AVAILABLE RECORDS:
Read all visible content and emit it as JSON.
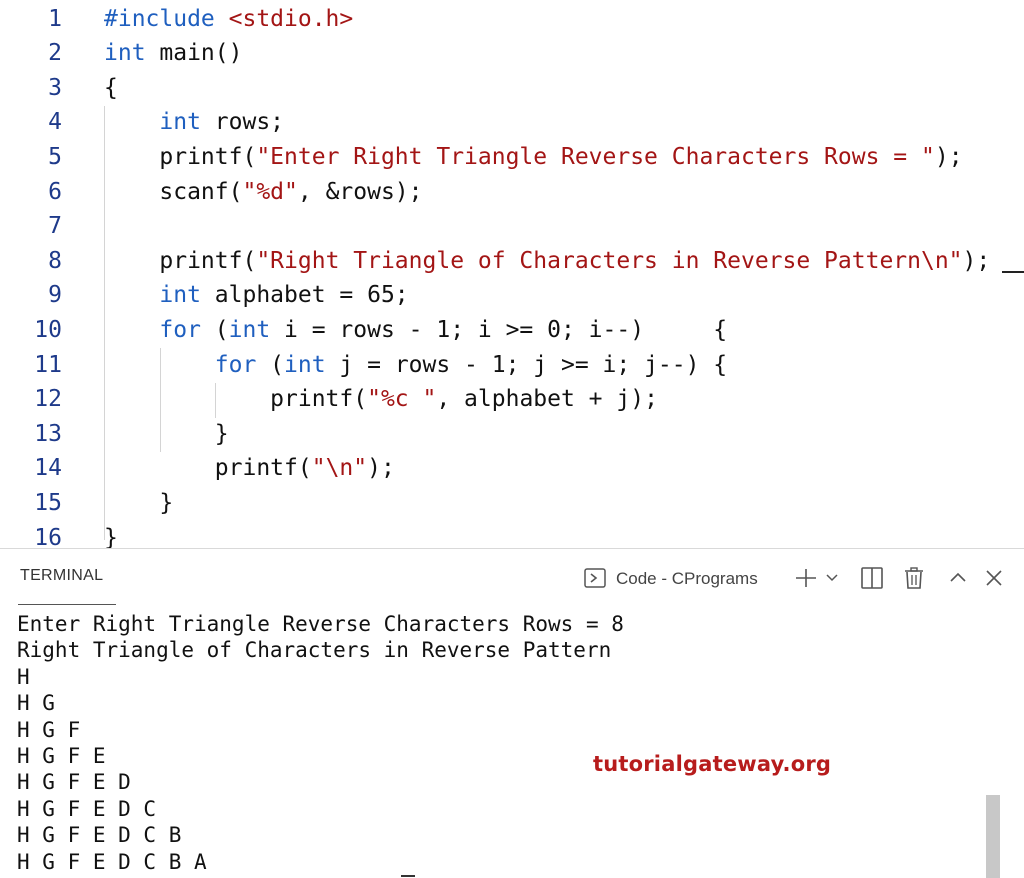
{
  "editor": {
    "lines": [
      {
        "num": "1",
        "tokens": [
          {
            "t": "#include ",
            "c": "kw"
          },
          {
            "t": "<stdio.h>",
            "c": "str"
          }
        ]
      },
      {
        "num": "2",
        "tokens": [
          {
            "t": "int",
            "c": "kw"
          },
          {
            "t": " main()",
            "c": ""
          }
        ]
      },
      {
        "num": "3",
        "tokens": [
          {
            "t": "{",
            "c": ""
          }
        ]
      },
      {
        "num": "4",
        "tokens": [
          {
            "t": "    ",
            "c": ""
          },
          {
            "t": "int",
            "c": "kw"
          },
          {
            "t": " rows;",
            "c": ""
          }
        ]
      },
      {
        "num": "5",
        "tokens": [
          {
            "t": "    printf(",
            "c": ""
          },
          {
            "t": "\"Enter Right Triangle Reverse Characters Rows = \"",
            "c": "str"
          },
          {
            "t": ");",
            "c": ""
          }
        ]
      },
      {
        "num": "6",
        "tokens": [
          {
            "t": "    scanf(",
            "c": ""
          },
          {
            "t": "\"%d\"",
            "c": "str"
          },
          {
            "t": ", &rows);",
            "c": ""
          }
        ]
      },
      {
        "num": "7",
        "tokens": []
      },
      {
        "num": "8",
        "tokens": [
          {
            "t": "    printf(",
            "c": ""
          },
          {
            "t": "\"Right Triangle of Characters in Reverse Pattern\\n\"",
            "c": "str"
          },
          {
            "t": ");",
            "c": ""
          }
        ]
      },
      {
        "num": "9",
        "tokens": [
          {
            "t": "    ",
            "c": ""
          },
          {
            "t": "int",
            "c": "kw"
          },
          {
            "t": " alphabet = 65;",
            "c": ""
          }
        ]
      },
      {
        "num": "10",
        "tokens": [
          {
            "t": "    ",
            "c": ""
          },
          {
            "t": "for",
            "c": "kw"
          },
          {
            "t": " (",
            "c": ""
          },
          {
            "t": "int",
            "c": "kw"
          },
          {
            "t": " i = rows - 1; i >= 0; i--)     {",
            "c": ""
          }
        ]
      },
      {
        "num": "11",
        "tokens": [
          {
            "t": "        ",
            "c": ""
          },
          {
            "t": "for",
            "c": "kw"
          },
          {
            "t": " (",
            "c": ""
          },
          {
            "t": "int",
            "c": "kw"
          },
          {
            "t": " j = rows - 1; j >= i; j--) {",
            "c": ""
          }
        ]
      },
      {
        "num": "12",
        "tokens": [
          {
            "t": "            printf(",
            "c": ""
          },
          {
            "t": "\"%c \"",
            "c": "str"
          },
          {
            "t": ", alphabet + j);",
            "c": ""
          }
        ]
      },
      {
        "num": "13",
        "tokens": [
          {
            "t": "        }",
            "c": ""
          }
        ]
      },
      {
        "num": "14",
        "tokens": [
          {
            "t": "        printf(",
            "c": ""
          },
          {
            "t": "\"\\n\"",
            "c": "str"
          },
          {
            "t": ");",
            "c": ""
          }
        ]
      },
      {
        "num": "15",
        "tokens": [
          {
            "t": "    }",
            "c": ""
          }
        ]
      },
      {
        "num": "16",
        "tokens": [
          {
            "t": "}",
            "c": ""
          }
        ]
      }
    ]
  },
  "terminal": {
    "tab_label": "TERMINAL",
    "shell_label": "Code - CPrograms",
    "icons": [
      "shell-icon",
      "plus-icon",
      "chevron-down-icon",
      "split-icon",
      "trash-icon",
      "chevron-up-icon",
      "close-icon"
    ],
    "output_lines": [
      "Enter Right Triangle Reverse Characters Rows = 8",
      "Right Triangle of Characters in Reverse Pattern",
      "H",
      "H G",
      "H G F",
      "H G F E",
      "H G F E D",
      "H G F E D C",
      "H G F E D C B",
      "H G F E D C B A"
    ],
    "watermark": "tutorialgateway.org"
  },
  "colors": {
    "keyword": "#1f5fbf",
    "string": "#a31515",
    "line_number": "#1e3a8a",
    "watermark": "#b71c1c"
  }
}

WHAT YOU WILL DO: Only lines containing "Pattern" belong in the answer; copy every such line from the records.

SOLUTION TO THIS TASK:
            "t": "\"Right Triangle of Characters in Reverse Pattern\\n\"",
      "Right Triangle of Characters in Reverse Pattern",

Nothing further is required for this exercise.